BONeJOUR is a small independently owned boutique-style pet store and dog wash in the Old City section of Philadelphia. Located at 53 North 3rd Street, BONeJOUR is easily accessible via the Market-Frankford line and a brisk walk from either 2nd or 5th street stations.
The store boasts a wide variety products which its staff guarantee are only the best for your pets—and theirs. According to BONeJOUR’s website, “we’re not so good at selling products we don’t believe in.”
Unlike shopping for pet care in the tiny aisles of grocery stores or pharmacies, I don’t feel like I have to worry about the quality or safety of the products I’m buying at BONeJOUR. Most of the labels in the store contain phrases like “all natural” and “made in America.” Many of the products are also made by small time brands, so small in fact, that I barely recognize any of the goods in store.
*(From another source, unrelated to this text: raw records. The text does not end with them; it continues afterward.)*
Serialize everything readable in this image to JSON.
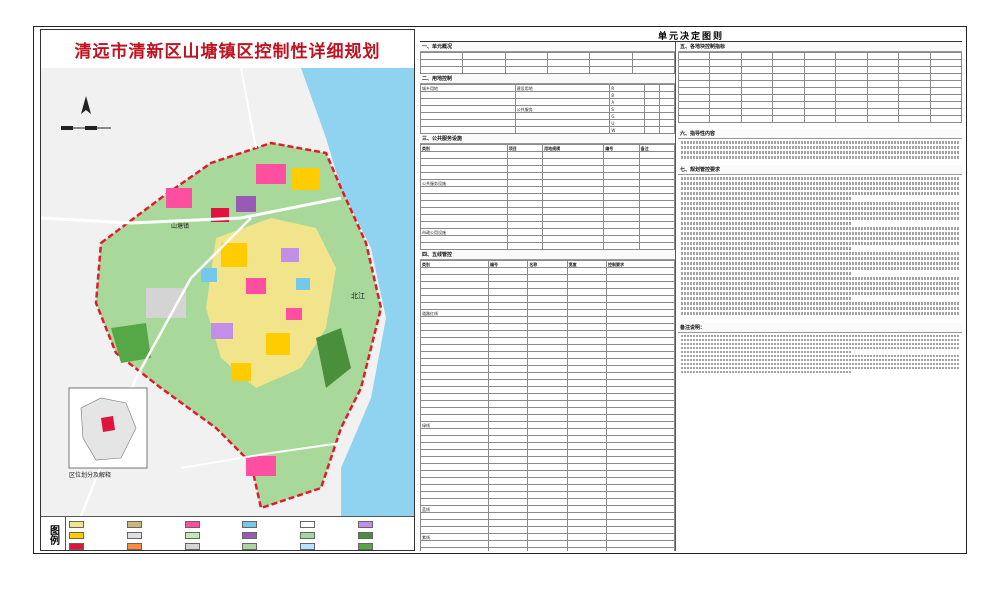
{
  "left_panel": {
    "title": "清远市清新区山塘镇区控制性详细规划",
    "river_label": "北江",
    "town_label": "山塘镇",
    "inset_title": "区位划分及解释",
    "legend_title": "图例",
    "legend_items": [
      {
        "label": "",
        "color": "#f1e48a"
      },
      {
        "label": "",
        "color": "#c9b77a"
      },
      {
        "label": "",
        "color": "#ff4fa0"
      },
      {
        "label": "",
        "color": "#74c8ec"
      },
      {
        "label": "",
        "color": "#ffffff"
      },
      {
        "label": "",
        "color": "#c18fe8"
      },
      {
        "label": "",
        "color": "#ffcc00"
      },
      {
        "label": "",
        "color": "#e0e0e0"
      },
      {
        "label": "",
        "color": "#c3e8b4"
      },
      {
        "label": "",
        "color": "#9b59b6"
      },
      {
        "label": "",
        "color": "#9fd89a"
      },
      {
        "label": "",
        "color": "#4a8f3c"
      },
      {
        "label": "",
        "color": "#e0123e"
      },
      {
        "label": "",
        "color": "#ff8a3d"
      },
      {
        "label": "",
        "color": "#d4d4d4"
      },
      {
        "label": "",
        "color": "#a8d99a"
      },
      {
        "label": "",
        "color": "#b5e6ff"
      },
      {
        "label": "",
        "color": "#55a845"
      }
    ]
  },
  "right_panel": {
    "title": "单元决定图则",
    "col_a": {
      "sec_basic": "一、单元概况",
      "sec_land": "二、用地控制",
      "land_rows": [
        {
          "c1": "城乡用地",
          "c2": "建设用地",
          "c3": "R",
          "c4": "",
          "c5": ""
        },
        {
          "c1": "",
          "c2": "",
          "c3": "B",
          "c4": "",
          "c5": ""
        },
        {
          "c1": "",
          "c2": "",
          "c3": "A",
          "c4": "",
          "c5": ""
        },
        {
          "c1": "",
          "c2": "公共服务",
          "c3": "S",
          "c4": "",
          "c5": ""
        },
        {
          "c1": "",
          "c2": "",
          "c3": "G",
          "c4": "",
          "c5": ""
        },
        {
          "c1": "",
          "c2": "",
          "c3": "U",
          "c4": "",
          "c5": ""
        },
        {
          "c1": "",
          "c2": "",
          "c3": "W",
          "c4": "",
          "c5": ""
        }
      ],
      "sec_service": "三、公共服务设施",
      "service_header": [
        "类别",
        "项目",
        "用地规模",
        "编号",
        "备注"
      ],
      "service_group_1": "公共服务设施",
      "service_group_2": "市政公用设施",
      "sec_five": "四、五线管控",
      "five_header": [
        "类别",
        "编号",
        "名称",
        "宽度",
        "控制要求"
      ],
      "five_group_1": "道路红线",
      "five_group_2": "绿线",
      "five_group_3": "蓝线",
      "five_group_4": "紫线"
    },
    "col_b": {
      "sec_indicator": "五、各地块控制指标",
      "sec_fixed": "六、指导性内容",
      "sec_guidance": "七、规划管控要求",
      "sec_notes": "备注说明："
    }
  }
}
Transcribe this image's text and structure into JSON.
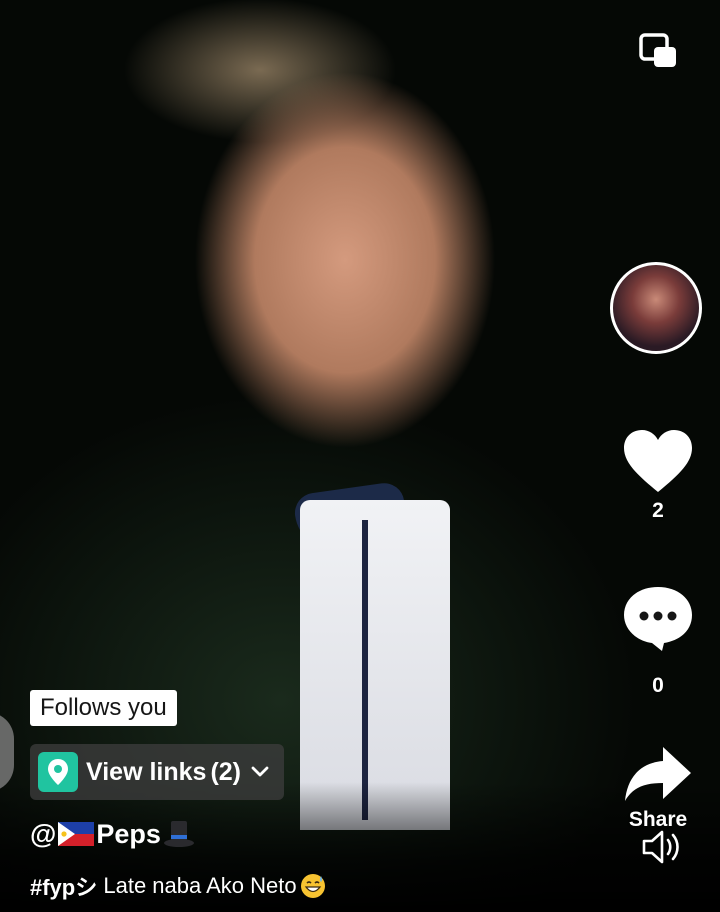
{
  "video": {
    "follows_badge": "Follows you",
    "links_label": "View links",
    "links_count": "(2)",
    "username_prefix": "@",
    "username": "Peps",
    "caption_tag": "#fypシ",
    "caption_text": " Late naba Ako Neto"
  },
  "actions": {
    "like_count": "2",
    "comment_count": "0",
    "share_label": "Share"
  },
  "icons": {
    "pip": "picture-in-picture-icon",
    "like": "heart-icon",
    "comment": "comment-bubble-icon",
    "share": "share-arrow-icon",
    "sound": "speaker-icon",
    "location": "location-pin-icon",
    "chevron": "chevron-down-icon"
  },
  "colors": {
    "link_pin_bg": "#20c4a0",
    "text": "#ffffff"
  }
}
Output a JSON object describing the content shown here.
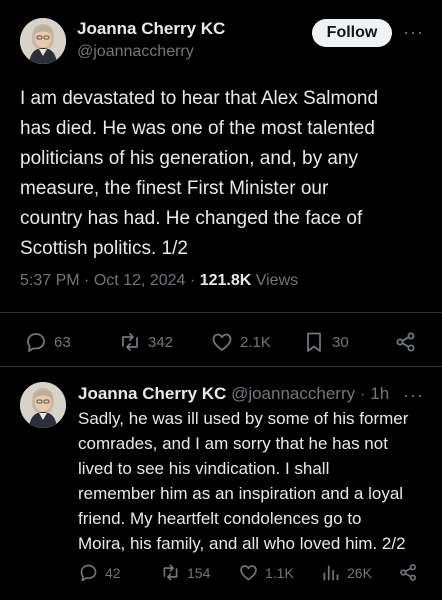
{
  "main_tweet": {
    "author_name": "Joanna Cherry KC",
    "author_handle": "@joannaccherry",
    "follow_label": "Follow",
    "more_label": "···",
    "text": "I am devastated to hear that Alex Salmond\nhas died. He was one of the most talented\npoliticians of his generation, and, by any\nmeasure, the finest First Minister our\ncountry has had. He changed the face of\nScottish politics. 1/2",
    "time": "5:37 PM",
    "date": "Oct 12, 2024",
    "separator": "·",
    "views_count": "121.8K",
    "views_label": "Views",
    "actions": {
      "replies": "63",
      "reposts": "342",
      "likes": "2.1K",
      "bookmarks": "30"
    }
  },
  "reply_tweet": {
    "author_name": "Joanna Cherry KC",
    "author_handle": "@joannaccherry",
    "separator": "·",
    "age": "1h",
    "more_label": "···",
    "text": "Sadly, he was ill used by some of his former\ncomrades, and I am sorry that he has not\nlived to see his vindication. I shall\nremember him as an inspiration and a loyal\nfriend. My heartfelt condolences go to\nMoira, his family, and all who loved him. 2/2",
    "actions": {
      "replies": "42",
      "reposts": "154",
      "likes": "1.1K",
      "views": "26K"
    }
  },
  "colors": {
    "background": "#000000",
    "text": "#e7e9ea",
    "secondary": "#71767b",
    "divider": "#2f3336",
    "follow_bg": "#eff3f4"
  }
}
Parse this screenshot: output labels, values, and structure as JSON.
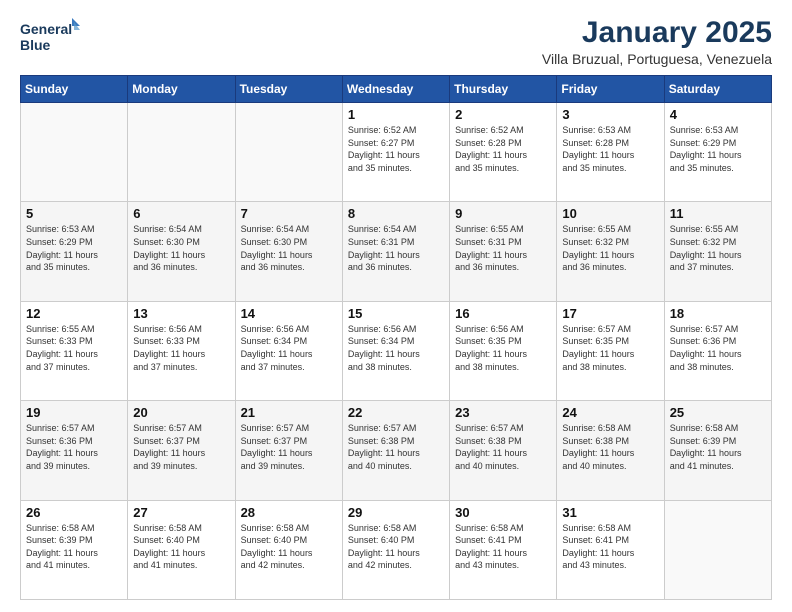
{
  "logo": {
    "line1": "General",
    "line2": "Blue"
  },
  "title": "January 2025",
  "subtitle": "Villa Bruzual, Portuguesa, Venezuela",
  "weekdays": [
    "Sunday",
    "Monday",
    "Tuesday",
    "Wednesday",
    "Thursday",
    "Friday",
    "Saturday"
  ],
  "weeks": [
    [
      {
        "day": "",
        "info": ""
      },
      {
        "day": "",
        "info": ""
      },
      {
        "day": "",
        "info": ""
      },
      {
        "day": "1",
        "info": "Sunrise: 6:52 AM\nSunset: 6:27 PM\nDaylight: 11 hours\nand 35 minutes."
      },
      {
        "day": "2",
        "info": "Sunrise: 6:52 AM\nSunset: 6:28 PM\nDaylight: 11 hours\nand 35 minutes."
      },
      {
        "day": "3",
        "info": "Sunrise: 6:53 AM\nSunset: 6:28 PM\nDaylight: 11 hours\nand 35 minutes."
      },
      {
        "day": "4",
        "info": "Sunrise: 6:53 AM\nSunset: 6:29 PM\nDaylight: 11 hours\nand 35 minutes."
      }
    ],
    [
      {
        "day": "5",
        "info": "Sunrise: 6:53 AM\nSunset: 6:29 PM\nDaylight: 11 hours\nand 35 minutes."
      },
      {
        "day": "6",
        "info": "Sunrise: 6:54 AM\nSunset: 6:30 PM\nDaylight: 11 hours\nand 36 minutes."
      },
      {
        "day": "7",
        "info": "Sunrise: 6:54 AM\nSunset: 6:30 PM\nDaylight: 11 hours\nand 36 minutes."
      },
      {
        "day": "8",
        "info": "Sunrise: 6:54 AM\nSunset: 6:31 PM\nDaylight: 11 hours\nand 36 minutes."
      },
      {
        "day": "9",
        "info": "Sunrise: 6:55 AM\nSunset: 6:31 PM\nDaylight: 11 hours\nand 36 minutes."
      },
      {
        "day": "10",
        "info": "Sunrise: 6:55 AM\nSunset: 6:32 PM\nDaylight: 11 hours\nand 36 minutes."
      },
      {
        "day": "11",
        "info": "Sunrise: 6:55 AM\nSunset: 6:32 PM\nDaylight: 11 hours\nand 37 minutes."
      }
    ],
    [
      {
        "day": "12",
        "info": "Sunrise: 6:55 AM\nSunset: 6:33 PM\nDaylight: 11 hours\nand 37 minutes."
      },
      {
        "day": "13",
        "info": "Sunrise: 6:56 AM\nSunset: 6:33 PM\nDaylight: 11 hours\nand 37 minutes."
      },
      {
        "day": "14",
        "info": "Sunrise: 6:56 AM\nSunset: 6:34 PM\nDaylight: 11 hours\nand 37 minutes."
      },
      {
        "day": "15",
        "info": "Sunrise: 6:56 AM\nSunset: 6:34 PM\nDaylight: 11 hours\nand 38 minutes."
      },
      {
        "day": "16",
        "info": "Sunrise: 6:56 AM\nSunset: 6:35 PM\nDaylight: 11 hours\nand 38 minutes."
      },
      {
        "day": "17",
        "info": "Sunrise: 6:57 AM\nSunset: 6:35 PM\nDaylight: 11 hours\nand 38 minutes."
      },
      {
        "day": "18",
        "info": "Sunrise: 6:57 AM\nSunset: 6:36 PM\nDaylight: 11 hours\nand 38 minutes."
      }
    ],
    [
      {
        "day": "19",
        "info": "Sunrise: 6:57 AM\nSunset: 6:36 PM\nDaylight: 11 hours\nand 39 minutes."
      },
      {
        "day": "20",
        "info": "Sunrise: 6:57 AM\nSunset: 6:37 PM\nDaylight: 11 hours\nand 39 minutes."
      },
      {
        "day": "21",
        "info": "Sunrise: 6:57 AM\nSunset: 6:37 PM\nDaylight: 11 hours\nand 39 minutes."
      },
      {
        "day": "22",
        "info": "Sunrise: 6:57 AM\nSunset: 6:38 PM\nDaylight: 11 hours\nand 40 minutes."
      },
      {
        "day": "23",
        "info": "Sunrise: 6:57 AM\nSunset: 6:38 PM\nDaylight: 11 hours\nand 40 minutes."
      },
      {
        "day": "24",
        "info": "Sunrise: 6:58 AM\nSunset: 6:38 PM\nDaylight: 11 hours\nand 40 minutes."
      },
      {
        "day": "25",
        "info": "Sunrise: 6:58 AM\nSunset: 6:39 PM\nDaylight: 11 hours\nand 41 minutes."
      }
    ],
    [
      {
        "day": "26",
        "info": "Sunrise: 6:58 AM\nSunset: 6:39 PM\nDaylight: 11 hours\nand 41 minutes."
      },
      {
        "day": "27",
        "info": "Sunrise: 6:58 AM\nSunset: 6:40 PM\nDaylight: 11 hours\nand 41 minutes."
      },
      {
        "day": "28",
        "info": "Sunrise: 6:58 AM\nSunset: 6:40 PM\nDaylight: 11 hours\nand 42 minutes."
      },
      {
        "day": "29",
        "info": "Sunrise: 6:58 AM\nSunset: 6:40 PM\nDaylight: 11 hours\nand 42 minutes."
      },
      {
        "day": "30",
        "info": "Sunrise: 6:58 AM\nSunset: 6:41 PM\nDaylight: 11 hours\nand 43 minutes."
      },
      {
        "day": "31",
        "info": "Sunrise: 6:58 AM\nSunset: 6:41 PM\nDaylight: 11 hours\nand 43 minutes."
      },
      {
        "day": "",
        "info": ""
      }
    ]
  ],
  "colors": {
    "header_bg": "#2255a4",
    "header_text": "#ffffff",
    "title_color": "#1a3a5c",
    "border": "#cccccc"
  }
}
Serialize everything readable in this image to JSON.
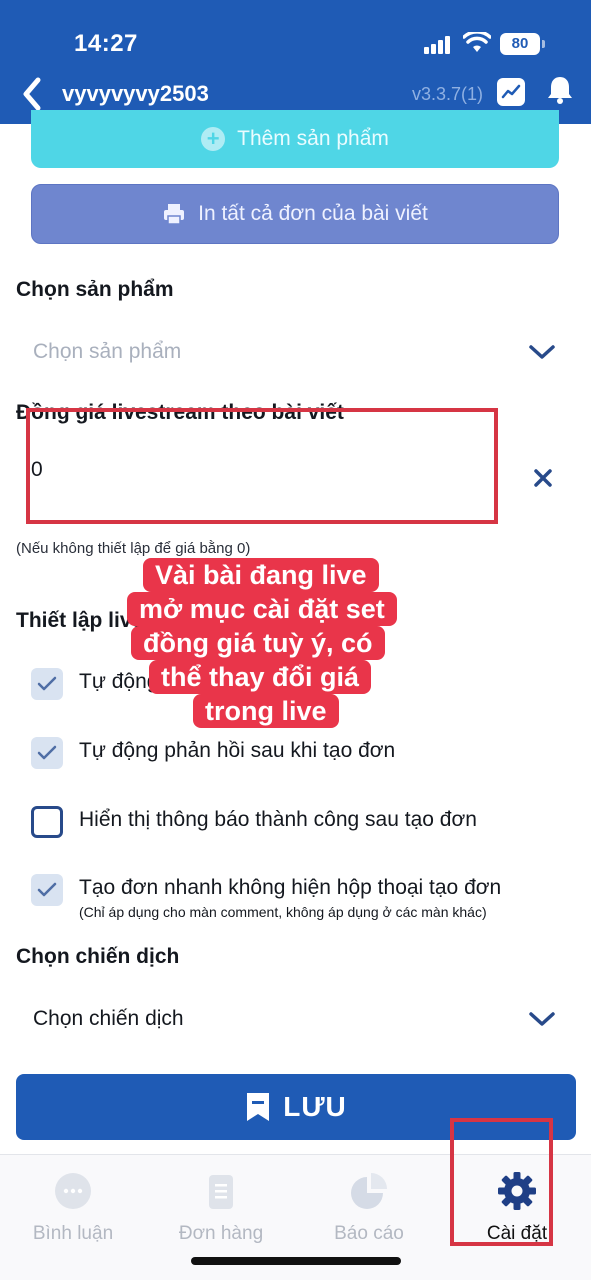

Some are even made in local kitchens; BONeJOUR stocks an assortment of homemade dog cookies made by a local baker.
But apart from the gimmick of cheesesteak shaped dog biscuits, the store also sells high quality treats and food in countless varieties for dogs and cats alike—grain free, gluten free, pumpkin flavor, venison formula—as well as specialty products I’d be hard pressed to find anywhere else. Most notably, BONeJOUR sells Scoot Bars, a brand of treat that promotes anal gland health in dogs. Who knew?
Browsing the shelves at BONeJOUR, I actually feel confident that the products in stock won’t kill my dog, something I can’t even be sure of in pet store chains like PetSmart.
…But at what cost?
However, the products might kill my wallet. High quality goods come with equally high prices. A single bully stick—a chewable alternative to rawhide—can cost upwards of $5. Other treats, food, and toys are similarly expensive, with one particular variety of canned dog food costing nearly $6. As a college student, I don’t even eat that well.
BONeJOUR also stocks a wide variety of leashes, collars, and harnesses at varying levels of expensive. Admittedly, these are the first things I look at in any pet store, and I’m usually disappointed. However, the little boutique has an incredible assortment of pet accessories, as long as you can get past the price.
Buddy Belts, luxury leather harnesses, retail for no less than $50. Leashes from Found My Animal, essentially handmade ropes with a clasp, cost just as much. But I spent a good half hour ogling all of the different accessories before I splurged and bought Dipper a pretty Up Country dog collar for a shameful $20 plus tax. I’m currently saving up for the matching leash.
Price that pays
Shopping at BONeJOUR, I realize I’m paying for more than just the products. The little boutique offers a unique, pleasurable shopping experience. The store itself is cute and quirky, and the staff are friendly and knowledgeable. This is what I like most about BONeJOUR—it’s human element. The collars and leashes I like so much are there because someone picked them out personally. If I need help finding a new food for my dog, I now know I have somewhere to turn and someone to ask. And there’s even a loyalty program for a lot of the foods—for instance, if you buy 12 bags of food, you get the 13th free.
For special occasions, I can stretch my wallet for a new collar or chew stick. I like to think I’ll be a regular customer once my student loans are paid off. Until then, shopping at BONeJOUR is a splurge.
Some stray observations:
- BONeJOUR also operates a dog wash; customers can pay a dog washer or bathe their dog themselves for a lesser fee (the dog washer does NOT cut hair but trims nails, cleans ears, etc.)
- They sell spot-on flea medications and preventative heartworm pills
- In partnership with PAWS, the store is the temporary home to a resident shelter kitty up for adoption